Exercise data START
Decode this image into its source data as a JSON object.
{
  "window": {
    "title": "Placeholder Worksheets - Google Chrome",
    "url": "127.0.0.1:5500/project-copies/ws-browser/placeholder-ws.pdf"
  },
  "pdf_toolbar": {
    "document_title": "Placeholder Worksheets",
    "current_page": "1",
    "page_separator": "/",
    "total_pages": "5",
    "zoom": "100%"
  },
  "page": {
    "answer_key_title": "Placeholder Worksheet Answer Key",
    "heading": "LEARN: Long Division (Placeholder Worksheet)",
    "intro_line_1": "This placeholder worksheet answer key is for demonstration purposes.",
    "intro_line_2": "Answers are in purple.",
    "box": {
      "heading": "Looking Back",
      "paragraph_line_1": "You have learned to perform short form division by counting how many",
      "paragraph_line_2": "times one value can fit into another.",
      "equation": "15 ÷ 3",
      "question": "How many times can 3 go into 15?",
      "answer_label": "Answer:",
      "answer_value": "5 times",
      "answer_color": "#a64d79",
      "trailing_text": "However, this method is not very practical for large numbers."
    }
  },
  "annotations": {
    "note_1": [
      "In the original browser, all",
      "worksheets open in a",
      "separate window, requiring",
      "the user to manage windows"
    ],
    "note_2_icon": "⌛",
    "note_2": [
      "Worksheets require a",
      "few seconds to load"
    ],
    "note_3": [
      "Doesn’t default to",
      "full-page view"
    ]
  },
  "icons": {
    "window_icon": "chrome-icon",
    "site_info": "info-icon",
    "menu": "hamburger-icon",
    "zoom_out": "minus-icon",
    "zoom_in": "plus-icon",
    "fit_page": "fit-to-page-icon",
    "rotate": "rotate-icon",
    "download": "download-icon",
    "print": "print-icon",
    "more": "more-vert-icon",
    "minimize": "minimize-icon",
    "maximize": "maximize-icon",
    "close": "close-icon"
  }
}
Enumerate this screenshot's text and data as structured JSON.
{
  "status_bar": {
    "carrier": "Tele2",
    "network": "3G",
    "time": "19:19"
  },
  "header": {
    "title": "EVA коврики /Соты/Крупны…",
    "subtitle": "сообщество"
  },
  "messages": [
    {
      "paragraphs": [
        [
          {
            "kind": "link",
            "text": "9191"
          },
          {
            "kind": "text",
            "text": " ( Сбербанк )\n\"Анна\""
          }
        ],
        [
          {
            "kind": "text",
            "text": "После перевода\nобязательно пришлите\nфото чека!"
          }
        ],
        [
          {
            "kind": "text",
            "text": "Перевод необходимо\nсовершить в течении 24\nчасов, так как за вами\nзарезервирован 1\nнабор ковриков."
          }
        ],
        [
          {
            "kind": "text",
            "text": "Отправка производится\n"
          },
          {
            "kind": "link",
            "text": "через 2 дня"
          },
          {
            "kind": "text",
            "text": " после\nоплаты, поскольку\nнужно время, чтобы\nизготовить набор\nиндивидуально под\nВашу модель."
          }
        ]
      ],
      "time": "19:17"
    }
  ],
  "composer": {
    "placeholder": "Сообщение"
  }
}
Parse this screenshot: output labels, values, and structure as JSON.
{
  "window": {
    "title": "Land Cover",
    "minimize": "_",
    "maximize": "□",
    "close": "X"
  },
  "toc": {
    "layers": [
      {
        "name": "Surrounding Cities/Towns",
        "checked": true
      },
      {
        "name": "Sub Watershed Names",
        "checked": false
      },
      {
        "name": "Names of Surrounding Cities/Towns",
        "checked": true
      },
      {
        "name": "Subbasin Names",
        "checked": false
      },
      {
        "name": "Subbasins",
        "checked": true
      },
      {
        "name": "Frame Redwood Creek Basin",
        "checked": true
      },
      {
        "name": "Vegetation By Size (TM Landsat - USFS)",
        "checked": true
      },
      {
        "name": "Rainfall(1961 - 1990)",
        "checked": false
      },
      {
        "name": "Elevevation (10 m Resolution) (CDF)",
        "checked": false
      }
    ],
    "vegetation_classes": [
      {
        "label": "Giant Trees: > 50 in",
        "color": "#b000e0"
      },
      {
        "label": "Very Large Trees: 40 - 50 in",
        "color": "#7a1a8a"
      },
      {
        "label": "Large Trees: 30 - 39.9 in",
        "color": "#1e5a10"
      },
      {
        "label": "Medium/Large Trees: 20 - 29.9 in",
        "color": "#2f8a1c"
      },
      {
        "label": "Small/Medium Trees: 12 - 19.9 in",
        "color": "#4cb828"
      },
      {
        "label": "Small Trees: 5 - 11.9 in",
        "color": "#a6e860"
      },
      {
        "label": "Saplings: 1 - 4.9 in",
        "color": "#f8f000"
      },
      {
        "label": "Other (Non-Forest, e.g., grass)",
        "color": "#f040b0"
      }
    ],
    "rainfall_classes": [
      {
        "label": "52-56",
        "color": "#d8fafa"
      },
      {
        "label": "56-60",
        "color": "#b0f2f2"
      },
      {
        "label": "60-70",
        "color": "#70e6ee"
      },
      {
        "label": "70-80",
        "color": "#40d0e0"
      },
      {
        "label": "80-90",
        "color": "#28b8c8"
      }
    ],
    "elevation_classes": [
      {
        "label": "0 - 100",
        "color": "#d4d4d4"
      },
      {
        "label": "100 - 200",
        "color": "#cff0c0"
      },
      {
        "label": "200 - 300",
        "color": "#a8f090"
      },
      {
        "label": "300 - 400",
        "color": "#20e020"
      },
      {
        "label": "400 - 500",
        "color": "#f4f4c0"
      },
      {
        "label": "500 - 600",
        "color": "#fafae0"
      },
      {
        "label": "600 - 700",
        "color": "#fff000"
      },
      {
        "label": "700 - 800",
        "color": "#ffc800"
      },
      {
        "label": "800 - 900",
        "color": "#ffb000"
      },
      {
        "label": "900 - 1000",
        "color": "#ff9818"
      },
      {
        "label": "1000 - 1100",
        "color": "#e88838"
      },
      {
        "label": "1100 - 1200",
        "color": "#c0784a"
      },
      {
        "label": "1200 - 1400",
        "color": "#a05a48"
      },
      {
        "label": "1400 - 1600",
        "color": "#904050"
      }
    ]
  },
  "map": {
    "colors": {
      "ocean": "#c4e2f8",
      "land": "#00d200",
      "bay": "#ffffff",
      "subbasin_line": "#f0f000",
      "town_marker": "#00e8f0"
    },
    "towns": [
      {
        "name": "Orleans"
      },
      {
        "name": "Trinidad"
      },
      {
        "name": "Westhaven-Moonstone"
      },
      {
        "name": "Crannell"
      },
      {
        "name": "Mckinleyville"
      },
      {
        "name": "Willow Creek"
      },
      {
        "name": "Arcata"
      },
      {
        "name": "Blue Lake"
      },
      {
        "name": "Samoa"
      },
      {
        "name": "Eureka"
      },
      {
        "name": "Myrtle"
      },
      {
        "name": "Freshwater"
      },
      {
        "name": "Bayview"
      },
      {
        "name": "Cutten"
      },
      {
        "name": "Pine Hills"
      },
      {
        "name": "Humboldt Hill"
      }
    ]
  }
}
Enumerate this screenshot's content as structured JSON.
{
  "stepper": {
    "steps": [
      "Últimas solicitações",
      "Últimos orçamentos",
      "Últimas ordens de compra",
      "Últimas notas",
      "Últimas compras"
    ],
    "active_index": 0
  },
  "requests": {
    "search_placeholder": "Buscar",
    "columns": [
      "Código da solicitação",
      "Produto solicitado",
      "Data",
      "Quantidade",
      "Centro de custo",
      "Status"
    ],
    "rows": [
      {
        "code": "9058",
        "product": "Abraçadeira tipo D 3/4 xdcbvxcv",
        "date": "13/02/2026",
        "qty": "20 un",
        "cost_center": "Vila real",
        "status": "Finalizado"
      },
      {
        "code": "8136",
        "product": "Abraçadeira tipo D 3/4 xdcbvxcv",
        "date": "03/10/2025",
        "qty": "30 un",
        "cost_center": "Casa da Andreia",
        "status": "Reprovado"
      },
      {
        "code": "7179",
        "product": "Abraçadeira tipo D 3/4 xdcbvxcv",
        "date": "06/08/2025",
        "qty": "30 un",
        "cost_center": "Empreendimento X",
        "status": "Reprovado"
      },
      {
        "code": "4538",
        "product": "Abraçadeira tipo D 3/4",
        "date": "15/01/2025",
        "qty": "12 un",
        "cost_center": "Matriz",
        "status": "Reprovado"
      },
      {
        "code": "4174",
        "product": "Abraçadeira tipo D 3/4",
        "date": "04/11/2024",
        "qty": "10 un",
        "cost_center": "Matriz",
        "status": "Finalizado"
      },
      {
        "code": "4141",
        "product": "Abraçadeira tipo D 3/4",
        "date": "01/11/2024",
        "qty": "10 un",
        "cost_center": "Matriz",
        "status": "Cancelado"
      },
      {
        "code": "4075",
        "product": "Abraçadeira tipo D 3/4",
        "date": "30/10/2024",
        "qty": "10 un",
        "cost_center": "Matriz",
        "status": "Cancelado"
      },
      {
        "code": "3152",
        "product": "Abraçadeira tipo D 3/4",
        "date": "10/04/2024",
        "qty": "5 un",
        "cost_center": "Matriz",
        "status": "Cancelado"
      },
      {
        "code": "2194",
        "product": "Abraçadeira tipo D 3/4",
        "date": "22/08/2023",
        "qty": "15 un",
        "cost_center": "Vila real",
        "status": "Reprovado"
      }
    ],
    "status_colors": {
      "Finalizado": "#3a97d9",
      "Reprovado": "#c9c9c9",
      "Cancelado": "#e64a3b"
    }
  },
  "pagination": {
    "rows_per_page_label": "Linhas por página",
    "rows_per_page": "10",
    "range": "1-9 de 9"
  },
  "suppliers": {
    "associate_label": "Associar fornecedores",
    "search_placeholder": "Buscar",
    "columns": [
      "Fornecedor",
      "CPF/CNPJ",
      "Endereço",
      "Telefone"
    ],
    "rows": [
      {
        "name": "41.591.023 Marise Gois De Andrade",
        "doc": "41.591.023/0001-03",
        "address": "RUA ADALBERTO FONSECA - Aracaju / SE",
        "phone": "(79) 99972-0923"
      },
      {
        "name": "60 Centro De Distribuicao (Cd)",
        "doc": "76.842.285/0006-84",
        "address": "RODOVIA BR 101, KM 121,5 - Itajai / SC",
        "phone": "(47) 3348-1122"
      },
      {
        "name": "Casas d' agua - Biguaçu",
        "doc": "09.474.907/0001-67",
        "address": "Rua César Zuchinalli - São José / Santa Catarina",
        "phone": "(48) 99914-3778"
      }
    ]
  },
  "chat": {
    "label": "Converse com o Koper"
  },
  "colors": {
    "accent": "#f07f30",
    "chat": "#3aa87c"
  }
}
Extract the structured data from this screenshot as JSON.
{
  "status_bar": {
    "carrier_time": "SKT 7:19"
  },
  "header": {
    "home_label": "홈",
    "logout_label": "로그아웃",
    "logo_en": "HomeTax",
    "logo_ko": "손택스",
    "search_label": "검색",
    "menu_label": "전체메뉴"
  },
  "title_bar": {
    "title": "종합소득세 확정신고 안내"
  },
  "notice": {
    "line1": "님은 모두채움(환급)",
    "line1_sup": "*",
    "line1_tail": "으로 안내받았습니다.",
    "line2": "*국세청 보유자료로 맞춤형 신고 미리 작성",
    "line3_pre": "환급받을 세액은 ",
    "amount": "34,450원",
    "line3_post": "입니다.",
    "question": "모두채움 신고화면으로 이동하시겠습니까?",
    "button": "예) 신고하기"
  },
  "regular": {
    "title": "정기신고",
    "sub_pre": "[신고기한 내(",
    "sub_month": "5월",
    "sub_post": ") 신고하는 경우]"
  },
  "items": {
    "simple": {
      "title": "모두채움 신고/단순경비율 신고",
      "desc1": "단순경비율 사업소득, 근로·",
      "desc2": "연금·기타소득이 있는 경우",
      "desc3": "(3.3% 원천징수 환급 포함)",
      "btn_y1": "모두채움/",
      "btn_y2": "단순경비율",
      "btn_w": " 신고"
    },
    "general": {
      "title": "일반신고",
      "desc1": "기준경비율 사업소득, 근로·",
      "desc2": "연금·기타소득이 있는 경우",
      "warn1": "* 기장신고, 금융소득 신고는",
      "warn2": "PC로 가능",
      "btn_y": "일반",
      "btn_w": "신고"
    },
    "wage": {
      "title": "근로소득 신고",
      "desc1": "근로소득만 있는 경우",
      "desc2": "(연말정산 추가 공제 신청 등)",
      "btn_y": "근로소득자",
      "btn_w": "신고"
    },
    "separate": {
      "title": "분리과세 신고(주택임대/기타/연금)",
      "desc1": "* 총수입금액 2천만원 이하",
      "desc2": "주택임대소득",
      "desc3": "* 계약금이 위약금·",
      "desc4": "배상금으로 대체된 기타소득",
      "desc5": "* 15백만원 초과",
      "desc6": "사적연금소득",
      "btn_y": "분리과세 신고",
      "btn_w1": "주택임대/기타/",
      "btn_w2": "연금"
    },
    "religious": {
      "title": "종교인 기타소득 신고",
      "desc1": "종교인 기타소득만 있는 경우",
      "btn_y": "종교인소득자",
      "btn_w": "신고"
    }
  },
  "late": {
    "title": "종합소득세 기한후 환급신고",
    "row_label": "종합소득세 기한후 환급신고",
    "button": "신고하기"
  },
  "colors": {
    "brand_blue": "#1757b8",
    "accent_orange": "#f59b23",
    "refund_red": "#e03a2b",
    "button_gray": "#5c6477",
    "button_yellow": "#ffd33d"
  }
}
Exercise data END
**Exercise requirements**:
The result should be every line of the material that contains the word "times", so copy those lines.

**Answer section**:
      "paragraph_line_2": "times one value can fit into another.",
      "question": "How many times can 3 go into 15?",
      "answer_value": "5 times",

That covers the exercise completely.